[Data for this task — start]

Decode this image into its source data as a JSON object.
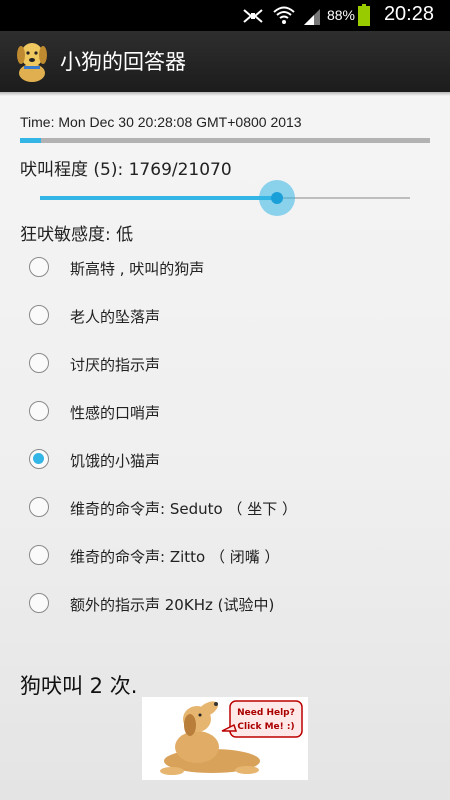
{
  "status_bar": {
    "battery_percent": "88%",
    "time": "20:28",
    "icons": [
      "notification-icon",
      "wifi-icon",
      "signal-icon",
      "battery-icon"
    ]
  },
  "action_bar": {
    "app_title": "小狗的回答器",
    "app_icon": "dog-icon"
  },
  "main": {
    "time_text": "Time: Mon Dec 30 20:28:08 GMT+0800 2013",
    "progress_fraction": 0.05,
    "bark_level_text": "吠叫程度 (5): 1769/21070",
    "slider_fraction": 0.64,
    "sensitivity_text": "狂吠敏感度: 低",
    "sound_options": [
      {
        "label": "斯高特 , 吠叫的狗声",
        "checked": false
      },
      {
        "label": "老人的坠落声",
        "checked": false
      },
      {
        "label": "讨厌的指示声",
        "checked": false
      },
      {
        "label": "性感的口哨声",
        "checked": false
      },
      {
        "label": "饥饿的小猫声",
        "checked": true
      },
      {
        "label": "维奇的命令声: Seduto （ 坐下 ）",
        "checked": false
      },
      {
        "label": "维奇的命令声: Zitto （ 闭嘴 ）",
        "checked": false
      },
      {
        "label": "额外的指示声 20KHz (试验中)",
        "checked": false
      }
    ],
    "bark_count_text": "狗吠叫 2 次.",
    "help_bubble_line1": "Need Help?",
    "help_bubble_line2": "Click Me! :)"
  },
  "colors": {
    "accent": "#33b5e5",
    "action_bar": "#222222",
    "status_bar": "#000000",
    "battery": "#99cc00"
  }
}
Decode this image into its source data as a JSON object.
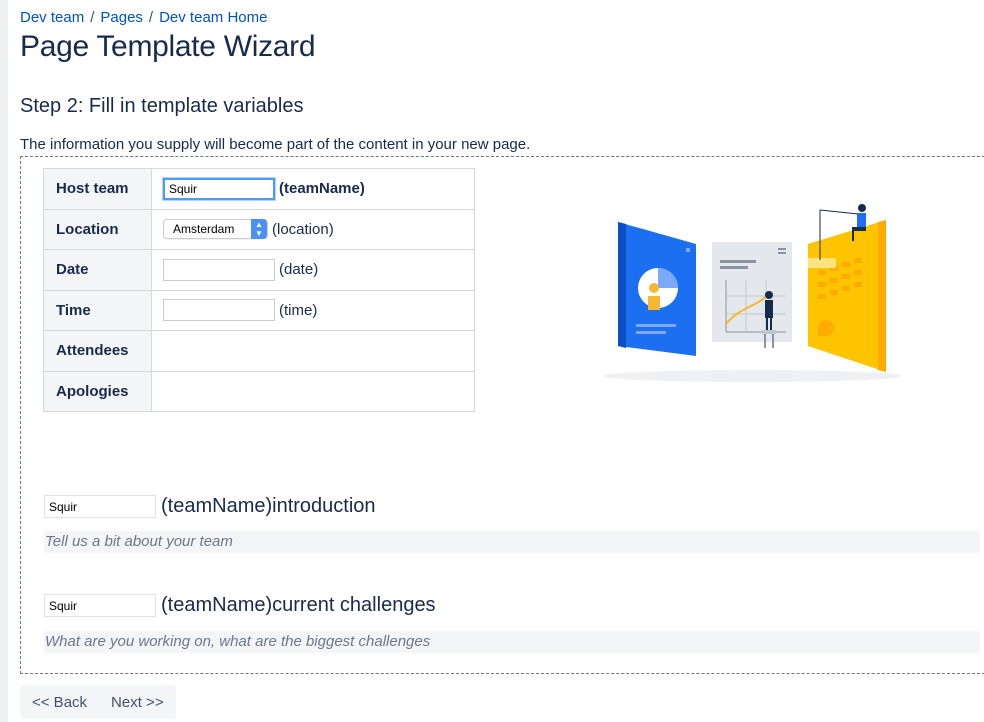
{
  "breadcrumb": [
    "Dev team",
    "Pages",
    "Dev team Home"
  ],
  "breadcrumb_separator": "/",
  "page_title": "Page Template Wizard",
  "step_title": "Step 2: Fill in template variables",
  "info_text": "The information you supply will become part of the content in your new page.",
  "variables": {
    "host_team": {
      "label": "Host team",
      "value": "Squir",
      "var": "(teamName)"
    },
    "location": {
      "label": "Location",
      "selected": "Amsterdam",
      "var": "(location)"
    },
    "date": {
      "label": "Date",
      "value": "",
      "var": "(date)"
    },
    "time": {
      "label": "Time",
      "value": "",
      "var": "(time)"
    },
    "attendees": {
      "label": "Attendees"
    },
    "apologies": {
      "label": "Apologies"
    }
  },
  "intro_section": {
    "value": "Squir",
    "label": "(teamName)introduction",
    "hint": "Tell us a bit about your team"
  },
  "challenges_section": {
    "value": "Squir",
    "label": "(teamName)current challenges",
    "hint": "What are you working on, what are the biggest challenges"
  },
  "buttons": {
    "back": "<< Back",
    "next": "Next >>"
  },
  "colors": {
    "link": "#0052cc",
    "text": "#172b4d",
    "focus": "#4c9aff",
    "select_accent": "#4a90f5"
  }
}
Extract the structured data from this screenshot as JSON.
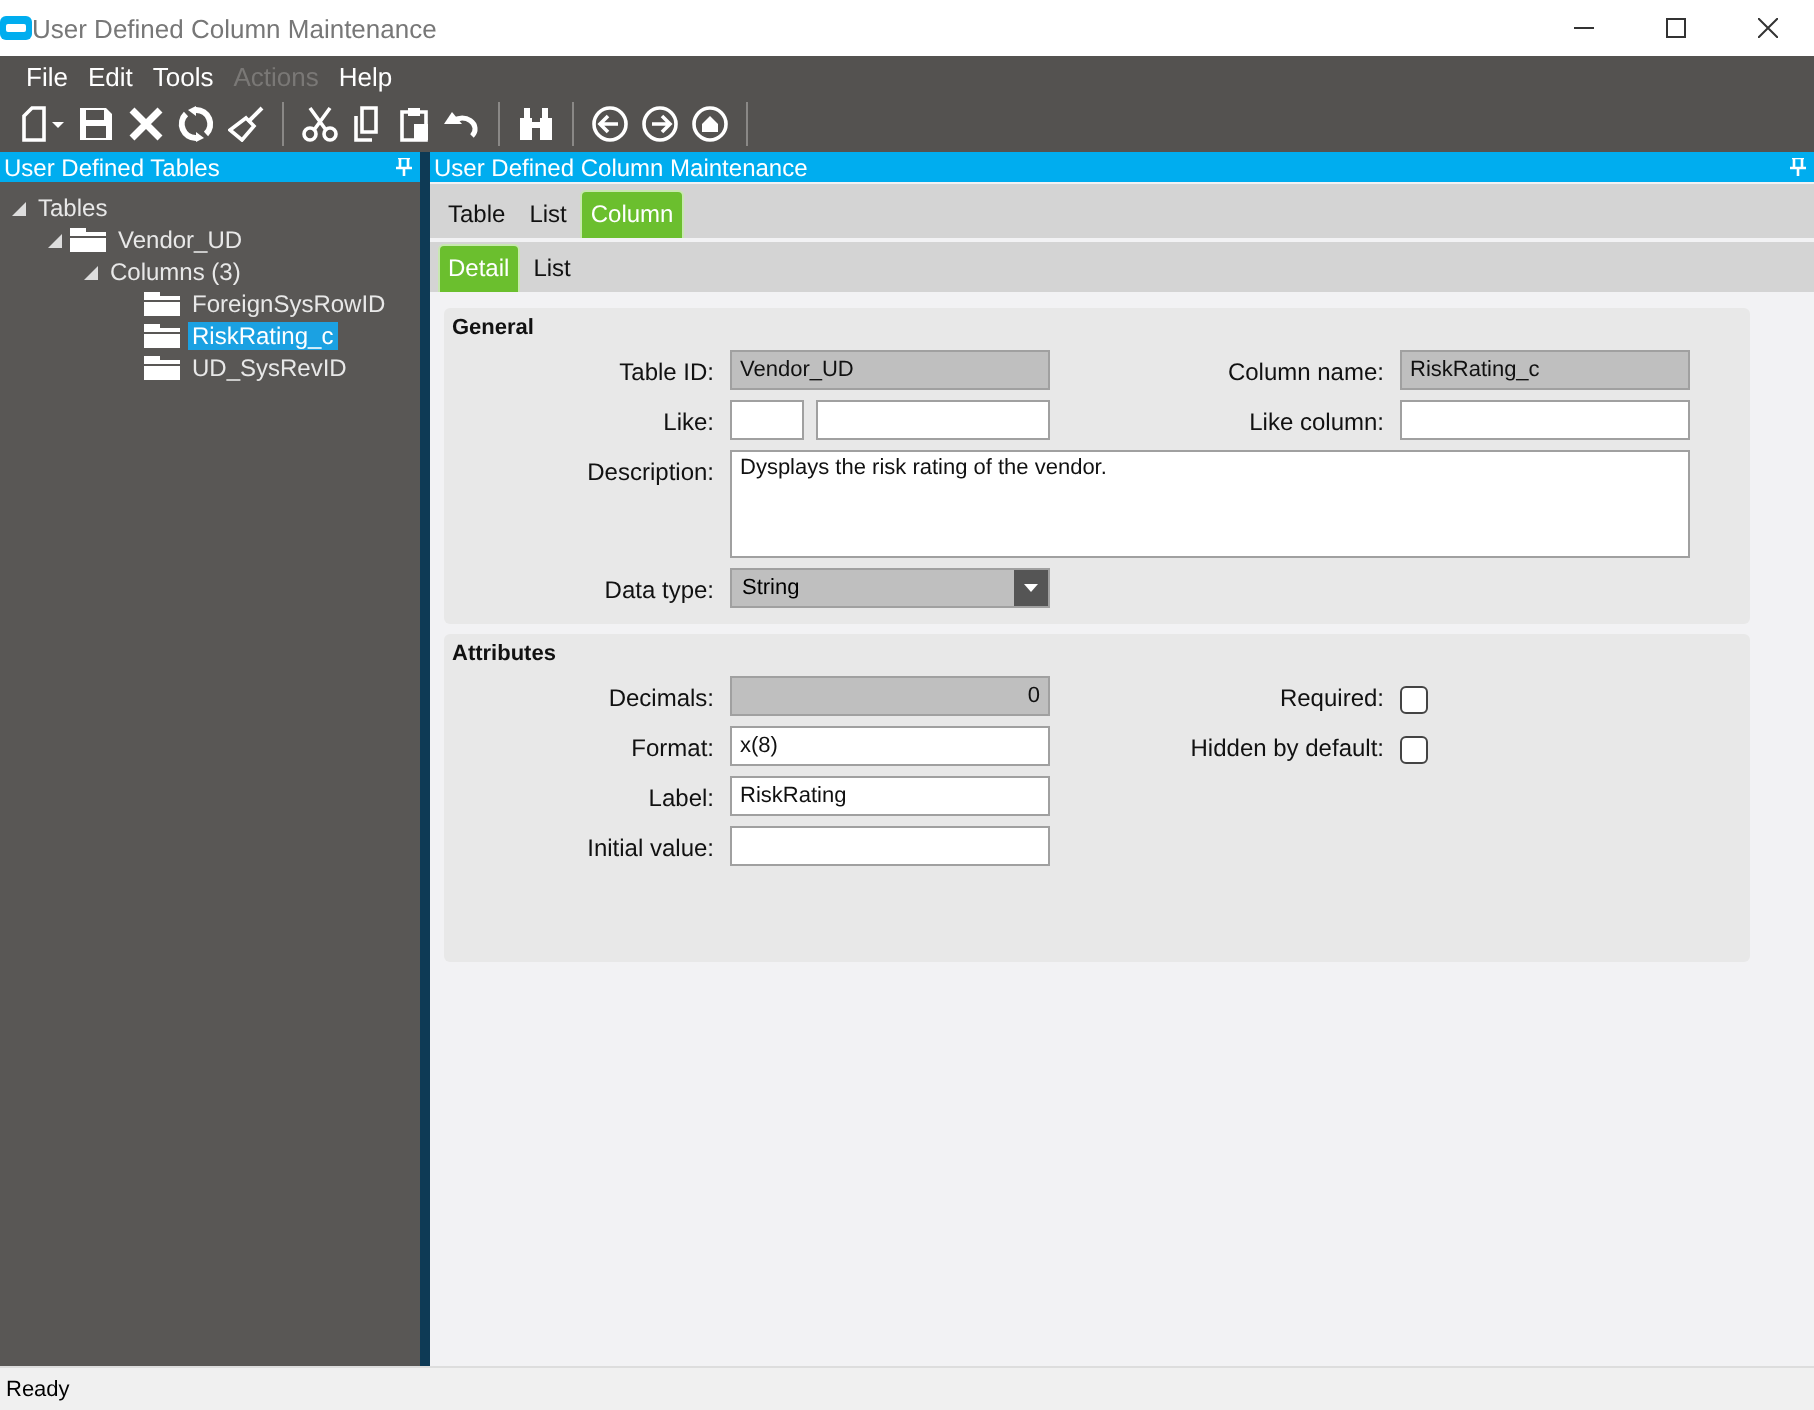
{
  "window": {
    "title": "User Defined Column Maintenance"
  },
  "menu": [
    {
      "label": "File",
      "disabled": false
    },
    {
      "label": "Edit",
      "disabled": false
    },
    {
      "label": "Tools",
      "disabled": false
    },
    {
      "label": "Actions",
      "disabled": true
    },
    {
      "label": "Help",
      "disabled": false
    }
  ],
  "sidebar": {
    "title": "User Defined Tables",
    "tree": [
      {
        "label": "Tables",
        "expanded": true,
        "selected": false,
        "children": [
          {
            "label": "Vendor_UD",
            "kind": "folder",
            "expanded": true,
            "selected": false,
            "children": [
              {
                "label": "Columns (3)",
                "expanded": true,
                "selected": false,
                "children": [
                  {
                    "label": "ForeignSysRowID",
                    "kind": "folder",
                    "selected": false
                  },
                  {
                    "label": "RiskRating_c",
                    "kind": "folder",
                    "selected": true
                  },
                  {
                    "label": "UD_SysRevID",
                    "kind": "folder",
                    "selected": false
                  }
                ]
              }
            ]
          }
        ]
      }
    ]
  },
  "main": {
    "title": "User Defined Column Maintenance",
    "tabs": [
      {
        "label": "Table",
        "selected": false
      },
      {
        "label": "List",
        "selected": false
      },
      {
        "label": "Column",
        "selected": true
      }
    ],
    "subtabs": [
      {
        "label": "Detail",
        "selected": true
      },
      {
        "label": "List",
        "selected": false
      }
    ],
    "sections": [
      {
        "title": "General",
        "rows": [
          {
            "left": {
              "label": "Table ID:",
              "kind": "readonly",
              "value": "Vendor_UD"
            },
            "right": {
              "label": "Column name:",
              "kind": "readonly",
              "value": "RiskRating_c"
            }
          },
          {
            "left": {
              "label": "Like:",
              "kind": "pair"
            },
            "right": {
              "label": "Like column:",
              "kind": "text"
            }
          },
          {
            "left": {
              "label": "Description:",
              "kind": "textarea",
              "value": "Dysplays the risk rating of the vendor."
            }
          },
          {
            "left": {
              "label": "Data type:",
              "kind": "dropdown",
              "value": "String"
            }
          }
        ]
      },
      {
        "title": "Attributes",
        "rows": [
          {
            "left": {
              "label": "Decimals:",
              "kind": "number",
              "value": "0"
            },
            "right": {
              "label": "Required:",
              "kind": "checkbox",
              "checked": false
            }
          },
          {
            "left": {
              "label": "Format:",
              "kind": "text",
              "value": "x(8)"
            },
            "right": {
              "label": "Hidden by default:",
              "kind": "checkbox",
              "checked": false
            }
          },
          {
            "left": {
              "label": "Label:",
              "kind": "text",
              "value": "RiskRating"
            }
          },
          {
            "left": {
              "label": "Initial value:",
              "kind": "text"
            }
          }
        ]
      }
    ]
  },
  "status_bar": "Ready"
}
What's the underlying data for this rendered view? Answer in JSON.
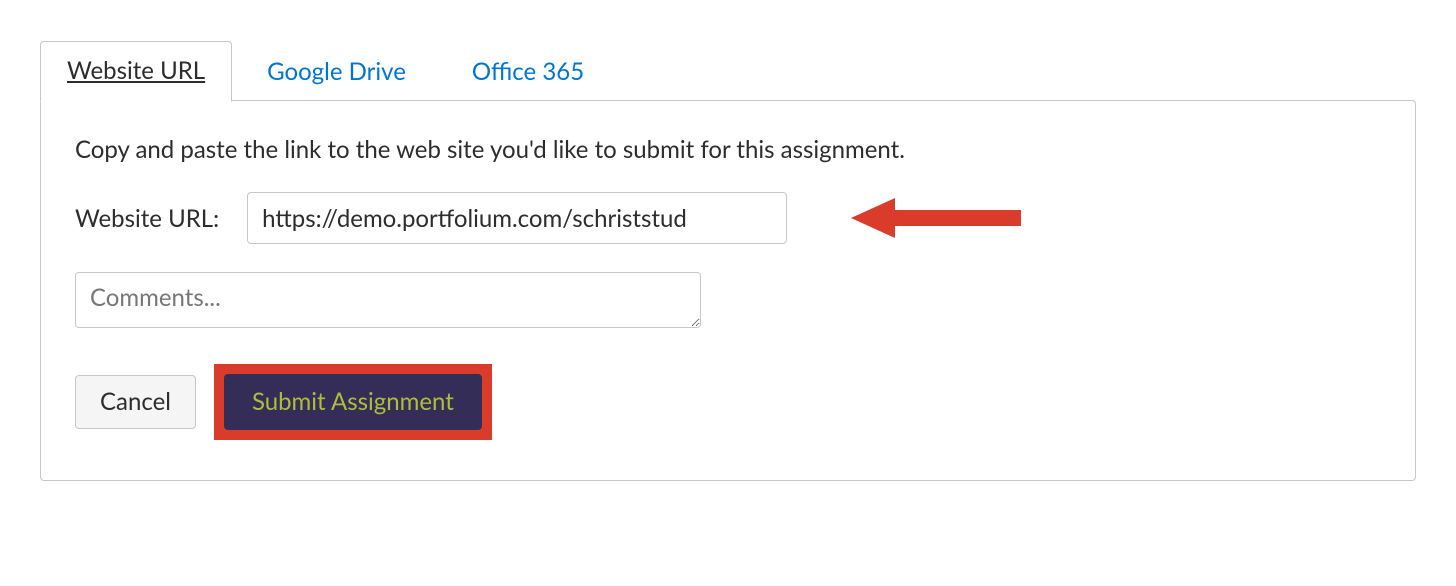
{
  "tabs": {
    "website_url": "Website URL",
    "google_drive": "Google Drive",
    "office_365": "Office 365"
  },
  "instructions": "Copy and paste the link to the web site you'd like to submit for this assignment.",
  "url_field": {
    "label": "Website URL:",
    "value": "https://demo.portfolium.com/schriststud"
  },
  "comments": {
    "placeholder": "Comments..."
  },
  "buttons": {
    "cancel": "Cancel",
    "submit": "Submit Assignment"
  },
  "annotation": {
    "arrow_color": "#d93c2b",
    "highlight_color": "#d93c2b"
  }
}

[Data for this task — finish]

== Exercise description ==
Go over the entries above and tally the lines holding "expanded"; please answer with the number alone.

== Written solution ==
3